The objective of this research was to evaluate the effect of working consecutive night shifts on sleep time, prior wakefulness, perceived levels of fatigue and psychomotor performance in a group of Australian emergency registrars. A prospective observational study with a repeated within-subjects component was conducted. Sleep time was determined using sleep diaries and activity monitors. Subjective fatigue levels and reciprocal reaction times were evaluated before and after day and night shifts.
A total of 11 registrars participated in the study with 120 shifts analysed. Sleep time was found to be similar during consecutive night and day shifts. The mean number of hours spent awake before the end of a night shift was 14.33.
The research team found that registrars sleep a similar amount of time surrounding night and day shifts.
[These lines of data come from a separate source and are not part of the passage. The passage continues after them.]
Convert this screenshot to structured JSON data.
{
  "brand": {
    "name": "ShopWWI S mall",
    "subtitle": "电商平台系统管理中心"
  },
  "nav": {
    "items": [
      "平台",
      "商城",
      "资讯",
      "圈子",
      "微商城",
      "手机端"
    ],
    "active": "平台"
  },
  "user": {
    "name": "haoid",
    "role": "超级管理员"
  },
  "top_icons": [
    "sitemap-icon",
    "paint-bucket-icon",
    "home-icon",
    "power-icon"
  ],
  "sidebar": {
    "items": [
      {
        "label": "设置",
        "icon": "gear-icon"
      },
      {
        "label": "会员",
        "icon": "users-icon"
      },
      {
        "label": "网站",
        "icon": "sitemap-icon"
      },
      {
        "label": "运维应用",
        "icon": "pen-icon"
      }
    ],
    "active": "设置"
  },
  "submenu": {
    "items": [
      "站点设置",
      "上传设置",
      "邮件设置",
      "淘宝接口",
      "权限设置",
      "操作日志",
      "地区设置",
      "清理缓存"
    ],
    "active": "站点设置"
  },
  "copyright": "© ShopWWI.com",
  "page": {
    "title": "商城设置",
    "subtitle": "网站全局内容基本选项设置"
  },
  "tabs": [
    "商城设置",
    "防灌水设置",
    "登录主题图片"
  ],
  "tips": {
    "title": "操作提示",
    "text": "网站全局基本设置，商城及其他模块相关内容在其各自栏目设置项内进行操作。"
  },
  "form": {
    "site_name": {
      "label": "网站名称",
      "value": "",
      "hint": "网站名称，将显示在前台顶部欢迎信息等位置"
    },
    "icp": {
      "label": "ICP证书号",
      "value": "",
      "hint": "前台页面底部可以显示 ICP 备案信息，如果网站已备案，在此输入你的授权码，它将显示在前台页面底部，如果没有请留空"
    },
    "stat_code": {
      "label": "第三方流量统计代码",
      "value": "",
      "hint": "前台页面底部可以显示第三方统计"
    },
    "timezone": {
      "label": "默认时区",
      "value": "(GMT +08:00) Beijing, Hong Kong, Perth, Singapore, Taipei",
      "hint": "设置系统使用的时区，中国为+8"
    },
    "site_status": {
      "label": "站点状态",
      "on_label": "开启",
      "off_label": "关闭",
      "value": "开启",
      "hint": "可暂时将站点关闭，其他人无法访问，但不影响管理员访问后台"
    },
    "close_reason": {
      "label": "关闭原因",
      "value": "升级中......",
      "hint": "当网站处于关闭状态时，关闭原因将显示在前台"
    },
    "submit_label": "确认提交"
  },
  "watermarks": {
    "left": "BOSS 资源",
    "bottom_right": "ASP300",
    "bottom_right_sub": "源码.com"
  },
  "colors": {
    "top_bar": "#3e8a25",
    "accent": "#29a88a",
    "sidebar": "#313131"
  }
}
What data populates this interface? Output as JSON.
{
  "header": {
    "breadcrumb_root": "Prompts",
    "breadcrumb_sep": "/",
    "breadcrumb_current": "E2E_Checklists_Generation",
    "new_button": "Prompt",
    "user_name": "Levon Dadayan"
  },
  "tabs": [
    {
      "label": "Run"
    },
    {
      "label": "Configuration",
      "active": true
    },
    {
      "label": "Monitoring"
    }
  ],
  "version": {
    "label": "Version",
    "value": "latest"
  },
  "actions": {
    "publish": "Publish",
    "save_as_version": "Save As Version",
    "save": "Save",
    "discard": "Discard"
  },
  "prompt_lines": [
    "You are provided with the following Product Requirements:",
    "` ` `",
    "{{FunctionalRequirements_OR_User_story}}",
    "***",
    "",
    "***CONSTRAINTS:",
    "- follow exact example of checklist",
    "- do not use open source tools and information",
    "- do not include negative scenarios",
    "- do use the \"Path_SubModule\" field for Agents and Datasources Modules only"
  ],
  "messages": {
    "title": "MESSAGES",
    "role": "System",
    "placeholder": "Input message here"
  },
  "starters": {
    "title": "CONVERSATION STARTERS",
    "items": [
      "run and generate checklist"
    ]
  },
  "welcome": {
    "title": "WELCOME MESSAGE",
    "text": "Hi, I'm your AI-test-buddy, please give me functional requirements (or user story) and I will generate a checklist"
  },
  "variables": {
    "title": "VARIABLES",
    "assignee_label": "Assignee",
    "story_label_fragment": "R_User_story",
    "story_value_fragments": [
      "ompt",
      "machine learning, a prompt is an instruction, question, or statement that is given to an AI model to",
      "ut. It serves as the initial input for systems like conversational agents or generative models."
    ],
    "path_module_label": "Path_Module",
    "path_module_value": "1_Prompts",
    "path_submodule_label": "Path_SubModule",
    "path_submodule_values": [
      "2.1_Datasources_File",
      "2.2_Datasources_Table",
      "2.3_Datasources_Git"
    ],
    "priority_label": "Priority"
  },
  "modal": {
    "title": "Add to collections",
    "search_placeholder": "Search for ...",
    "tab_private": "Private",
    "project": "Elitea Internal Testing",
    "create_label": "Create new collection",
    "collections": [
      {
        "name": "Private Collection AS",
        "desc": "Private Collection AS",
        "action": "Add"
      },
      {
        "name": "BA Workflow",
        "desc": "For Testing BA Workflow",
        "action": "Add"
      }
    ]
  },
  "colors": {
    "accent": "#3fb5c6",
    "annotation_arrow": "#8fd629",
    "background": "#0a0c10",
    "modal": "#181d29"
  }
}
Despite reporting the highest levels of fatigue at the end of a night shift, there was no significant difference in reaction times at the end of night shift compared with the beginning of day shift. This correlates with the finding that at the end of night shift the registrars have been awake for less than 16 h, which is the point at which psychomotor performance is expected to decline.
Haire, J. C. L., Ferguson, S. A., Tilleard, J. D., Negus, P., Dorrian, J. and Thomas, M. J. (2012), Effect of working consecutive night shifts on sleep time, prior wakefulness, perceived levels of fatigue and performance on a psychometric test in emergency registrars. Emergency Medicine Australasia, 24: 251–259. doi:10.1111/j.1742-6723.2012.01533.x
Haire J, Tilleard J, Negus P. The effect of consecutive night shifts on the psychomotor performance of registrars working in the emergency department. Evidence Review in Emergency Medicine, Terrigal, February 2010